__Problem to solve__. Whatever the records say, set them down exactly.

__Working data__.
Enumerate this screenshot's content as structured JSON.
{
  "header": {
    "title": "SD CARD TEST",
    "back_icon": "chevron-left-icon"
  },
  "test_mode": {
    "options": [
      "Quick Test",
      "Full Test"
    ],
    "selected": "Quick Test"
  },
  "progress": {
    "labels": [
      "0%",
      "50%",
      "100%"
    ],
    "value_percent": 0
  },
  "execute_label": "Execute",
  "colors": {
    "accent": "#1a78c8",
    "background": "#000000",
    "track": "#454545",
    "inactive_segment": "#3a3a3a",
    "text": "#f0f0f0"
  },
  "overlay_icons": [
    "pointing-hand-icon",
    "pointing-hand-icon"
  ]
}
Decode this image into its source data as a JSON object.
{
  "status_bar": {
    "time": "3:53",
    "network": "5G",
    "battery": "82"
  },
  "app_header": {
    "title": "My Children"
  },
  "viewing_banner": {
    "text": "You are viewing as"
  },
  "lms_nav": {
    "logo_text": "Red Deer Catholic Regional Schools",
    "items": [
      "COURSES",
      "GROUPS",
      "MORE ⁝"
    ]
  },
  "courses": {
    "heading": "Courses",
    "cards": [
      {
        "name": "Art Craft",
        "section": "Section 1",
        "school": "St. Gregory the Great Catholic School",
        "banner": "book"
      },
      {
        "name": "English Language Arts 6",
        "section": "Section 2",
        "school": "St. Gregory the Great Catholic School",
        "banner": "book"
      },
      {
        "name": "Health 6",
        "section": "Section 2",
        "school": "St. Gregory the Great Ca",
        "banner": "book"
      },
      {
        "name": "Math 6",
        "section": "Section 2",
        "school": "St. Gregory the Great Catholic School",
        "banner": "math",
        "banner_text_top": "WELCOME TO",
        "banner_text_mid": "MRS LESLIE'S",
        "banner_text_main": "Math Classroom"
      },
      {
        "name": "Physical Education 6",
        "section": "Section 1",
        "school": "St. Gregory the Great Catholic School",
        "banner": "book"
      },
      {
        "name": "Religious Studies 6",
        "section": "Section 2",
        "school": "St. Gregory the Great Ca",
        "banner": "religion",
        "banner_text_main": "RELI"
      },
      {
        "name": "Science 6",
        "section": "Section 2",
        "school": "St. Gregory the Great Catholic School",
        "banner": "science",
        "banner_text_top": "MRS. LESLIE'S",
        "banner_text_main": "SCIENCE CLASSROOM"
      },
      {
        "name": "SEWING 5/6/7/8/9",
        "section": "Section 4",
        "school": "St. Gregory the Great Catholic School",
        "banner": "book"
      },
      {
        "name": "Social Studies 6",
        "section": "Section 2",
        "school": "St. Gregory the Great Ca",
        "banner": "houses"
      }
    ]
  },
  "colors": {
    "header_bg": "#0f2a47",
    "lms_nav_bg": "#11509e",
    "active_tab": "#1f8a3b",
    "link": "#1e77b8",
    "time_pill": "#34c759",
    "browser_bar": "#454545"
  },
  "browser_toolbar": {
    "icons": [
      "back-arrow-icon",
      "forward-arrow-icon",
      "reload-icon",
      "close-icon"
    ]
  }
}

__Your solution__.
Enumerate this screenshot's content as structured JSON.
{
  "header": {
    "title": "SD CARD TEST",
    "back_icon": "chevron-left-icon"
  },
  "test_mode": {
    "options": [
      "Quick Test",
      "Full Test"
    ],
    "selected": "Quick Test"
  },
  "progress": {
    "labels": [
      "0%",
      "50%",
      "100%"
    ],
    "value_percent": 0
  },
  "execute_label": "Execute",
  "colors": {
    "accent": "#1a78c8",
    "background": "#000000",
    "track": "#454545",
    "inactive_segment": "#3a3a3a",
    "text": "#f0f0f0"
  },
  "overlay_icons": [
    "pointing-hand-icon",
    "pointing-hand-icon"
  ]
}
Decode this image into its source data as a JSON object.
{
  "status_bar": {
    "time": "3:53",
    "network": "5G",
    "battery": "82"
  },
  "app_header": {
    "title": "My Children"
  },
  "viewing_banner": {
    "text": "You are viewing as"
  },
  "lms_nav": {
    "logo_text": "Red Deer Catholic Regional Schools",
    "items": [
      "COURSES",
      "GROUPS",
      "MORE ⁝"
    ]
  },
  "courses": {
    "heading": "Courses",
    "cards": [
      {
        "name": "Art Craft",
        "section": "Section 1",
        "school": "St. Gregory the Great Catholic School",
        "banner": "book"
      },
      {
        "name": "English Language Arts 6",
        "section": "Section 2",
        "school": "St. Gregory the Great Catholic School",
        "banner": "book"
      },
      {
        "name": "Health 6",
        "section": "Section 2",
        "school": "St. Gregory the Great Ca",
        "banner": "book"
      },
      {
        "name": "Math 6",
        "section": "Section 2",
        "school": "St. Gregory the Great Catholic School",
        "banner": "math",
        "banner_text_top": "WELCOME TO",
        "banner_text_mid": "MRS LESLIE'S",
        "banner_text_main": "Math Classroom"
      },
      {
        "name": "Physical Education 6",
        "section": "Section 1",
        "school": "St. Gregory the Great Catholic School",
        "banner": "book"
      },
      {
        "name": "Religious Studies 6",
        "section": "Section 2",
        "school": "St. Gregory the Great Ca",
        "banner": "religion",
        "banner_text_main": "RELI"
      },
      {
        "name": "Science 6",
        "section": "Section 2",
        "school": "St. Gregory the Great Catholic School",
        "banner": "science",
        "banner_text_top": "MRS. LESLIE'S",
        "banner_text_main": "SCIENCE CLASSROOM"
      },
      {
        "name": "SEWING 5/6/7/8/9",
        "section": "Section 4",
        "school": "St. Gregory the Great Catholic School",
        "banner": "book"
      },
      {
        "name": "Social Studies 6",
        "section": "Section 2",
        "school": "St. Gregory the Great Ca",
        "banner": "houses"
      }
    ]
  },
  "colors": {
    "header_bg": "#0f2a47",
    "lms_nav_bg": "#11509e",
    "active_tab": "#1f8a3b",
    "link": "#1e77b8",
    "time_pill": "#34c759",
    "browser_bar": "#454545"
  },
  "browser_toolbar": {
    "icons": [
      "back-arrow-icon",
      "forward-arrow-icon",
      "reload-icon",
      "close-icon"
    ]
  }
}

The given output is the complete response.